Editors note:  this article ran originally in April 2017.  We loved it so much we wanted to share with our new readers and with those who might not have made a planter the first time the article published.  Happy spring!

Spring is finally here! After those dreary winter days, I always love seeing all the flowers, bugs and birds! It’s that time of the year to get out the bird feeders and clean up the bird baths.

A really great idea I’ve seen a lot of lately is to plant succulents or flowers in bird baths. These are so easy to make and are a pretty alternative to traditional container planters! You can personalize them miniature bird houses, statues and rocks. I recently visited Chip and Joanna Gaines Magnolia Market in Waco, Texas and they were getting several of these ready in their summer gardens.  They had tons of miniatures for sale in the shop that would be fabulous in any bird bath planter!  Many of the items reminded me of miniatures you would add to terrariums that were so popular in the 70s.

These are really, really easy to create.  Here’s what you need and a few tips:



  • a variety of succulent plants or other container plants
  • bird bath – if you only have the basin, you can sit it on the ground in your flower bed or yard
  • good well-draining potting soil (or Cactus Palm & Citrus Soil if you wish)
  • rocks
  • optional decorative items of your choice, bird house, mini figurines, etc.



  • You might want to consider adding drainage holes if your planter isn’t in a covered location, or adding additional rocks at the bottom for drainage so that the rain doesn’t cause the succulents to get waterlogged.

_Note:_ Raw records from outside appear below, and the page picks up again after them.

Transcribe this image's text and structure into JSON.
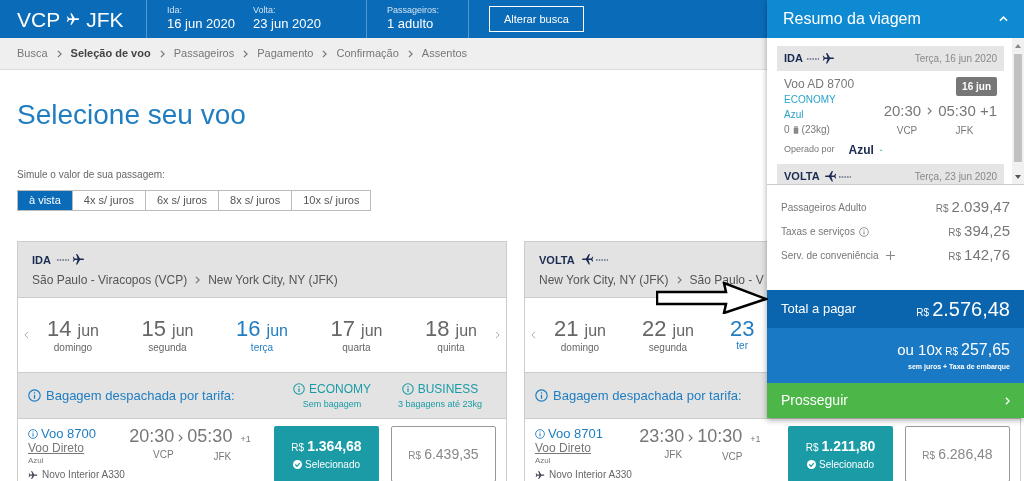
{
  "header": {
    "route_from": "VCP",
    "route_to": "JFK",
    "fields": [
      {
        "label": "Ida:",
        "value": "16 jun 2020"
      },
      {
        "label": "Volta:",
        "value": "23 jun 2020"
      },
      {
        "label": "Passageiros:",
        "value": "1 adulto"
      }
    ],
    "button": "Alterar busca"
  },
  "breadcrumb": [
    {
      "label": "Busca",
      "selected": false
    },
    {
      "label": "Seleção de voo",
      "selected": true
    },
    {
      "label": "Passageiros",
      "selected": false
    },
    {
      "label": "Pagamento",
      "selected": false
    },
    {
      "label": "Confirmação",
      "selected": false
    },
    {
      "label": "Assentos",
      "selected": false
    }
  ],
  "title": "Selecione seu voo",
  "simulate": {
    "label": "Simule o valor de sua passagem:",
    "options": [
      {
        "label": "à vista",
        "selected": true
      },
      {
        "label": "4x s/ juros",
        "selected": false
      },
      {
        "label": "6x s/ juros",
        "selected": false
      },
      {
        "label": "8x s/ juros",
        "selected": false
      },
      {
        "label": "10x s/ juros",
        "selected": false
      }
    ]
  },
  "legs": [
    {
      "kind": "outbound",
      "label": "IDA",
      "route_from": "São Paulo - Viracopos (VCP)",
      "route_to": "New York City, NY (JFK)",
      "dates": [
        {
          "day": "14",
          "month": "jun",
          "weekday": "domingo",
          "selected": false
        },
        {
          "day": "15",
          "month": "jun",
          "weekday": "segunda",
          "selected": false
        },
        {
          "day": "16",
          "month": "jun",
          "weekday": "terça",
          "selected": true
        },
        {
          "day": "17",
          "month": "jun",
          "weekday": "quarta",
          "selected": false
        },
        {
          "day": "18",
          "month": "jun",
          "weekday": "quinta",
          "selected": false
        }
      ],
      "baggage_label": "Bagagem despachada por tarifa:",
      "fare_classes": [
        {
          "name": "ECONOMY",
          "note": "Sem bagagem"
        },
        {
          "name": "BUSINESS",
          "note": "3 bagagens até 23kg"
        }
      ],
      "flights": [
        {
          "number": "Voo 8700",
          "type": "Voo Direto",
          "airline": "Azul",
          "depart": "20:30",
          "arrive": "05:30",
          "day_offset": "+1",
          "from": "VCP",
          "to": "JFK",
          "aircraft": "Novo Interior A330",
          "fares": [
            {
              "currency": "R$",
              "amount": "1.364,68",
              "selected": true,
              "status": "Selecionado"
            },
            {
              "currency": "R$",
              "amount": "6.439,35",
              "selected": false
            }
          ]
        }
      ]
    },
    {
      "kind": "return",
      "label": "VOLTA",
      "route_from": "New York City, NY (JFK)",
      "route_to": "São Paulo - V",
      "dates": [
        {
          "day": "21",
          "month": "jun",
          "weekday": "domingo",
          "selected": false
        },
        {
          "day": "22",
          "month": "jun",
          "weekday": "segunda",
          "selected": false
        },
        {
          "day": "23",
          "weekday": "ter",
          "selected": true
        }
      ],
      "baggage_label": "Bagagem despachada por tarifa:",
      "flights": [
        {
          "number": "Voo 8701",
          "type": "Voo Direto",
          "airline": "Azul",
          "depart": "23:30",
          "arrive": "10:30",
          "day_offset": "+1",
          "from": "JFK",
          "to": "VCP",
          "aircraft": "Novo Interior A330",
          "fares": [
            {
              "currency": "R$",
              "amount": "1.211,80",
              "selected": true,
              "status": "Selecionado"
            },
            {
              "currency": "R$",
              "amount": "6.286,48",
              "selected": false
            }
          ]
        }
      ]
    }
  ],
  "summary": {
    "title": "Resumo da viagem",
    "legs": [
      {
        "kind": "outbound",
        "label": "IDA",
        "date": "Terça, 16 jun 2020",
        "flight": "Voo AD 8700",
        "fare_class": "ECONOMY",
        "airline": "Azul",
        "bags": "0",
        "bag_weight": "(23kg)",
        "date_badge": "16 jun",
        "depart": "20:30",
        "arrive": "05:30 +1",
        "from": "VCP",
        "to": "JFK",
        "operated_label": "Operado por",
        "operator": "Azul"
      },
      {
        "kind": "return",
        "label": "VOLTA",
        "date": "Terça, 23 jun 2020"
      }
    ],
    "charges": [
      {
        "kind": "plain",
        "label": "Passageiros Adulto",
        "currency": "R$",
        "amount": "2.039,47"
      },
      {
        "kind": "info",
        "label": "Taxas e serviços",
        "currency": "R$",
        "amount": "394,25"
      },
      {
        "kind": "expandable",
        "label": "Serv. de conveniência",
        "currency": "R$",
        "amount": "142,76"
      }
    ],
    "total": {
      "label": "Total a pagar",
      "currency": "R$",
      "amount": "2.576,48"
    },
    "installment": {
      "prefix": "ou 10x",
      "currency": "R$",
      "amount": "257,65",
      "note": "sem juros + Taxa de embarque"
    },
    "proceed": "Prosseguir"
  }
}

This is a perfect project for a bird bath that is broken or cracked!
  • Fill bird bath ½ way with a good, quality potting soil or Cactus Palm & Citrus Soil – adding rocks first if you need some drainage.
  • Arrange your plants, leaving space for growth. I planted hen and chicks and by the end of the summer, they were overflowing! Plant a taller plant in the middle for some height, trailing plants on the edges so they can spill over – or add a small bird house as the center piece.  Plant as you would for a container.
  • Add more soil around plants almost up to lip, pat in place.
  • You can cover the top with rocks or add just a little, or even add miniature figurines such as garden gnomes or a gazing ball. Stacking other containers in the bird bath looks great too!

You can make them as elaborate or as simple as you want. The possibilities are endless!



These are so simple. If you don’t have a bird bath, you can get one at your local box store, or if you’re thrifty like me you can check out estate or yard sales.  I found two concrete ones for $25! What a bargain!! They were pretty heavy and I got a work out transporting them, but they looked fabulous after I finished.  I hope you give it a try.  Happy Spring!!


Jennifer Murray
Jennifer is the owner of Southern Junk Chic, a crafter, dog-lover, and president of the Tennessee Cancer Consortium.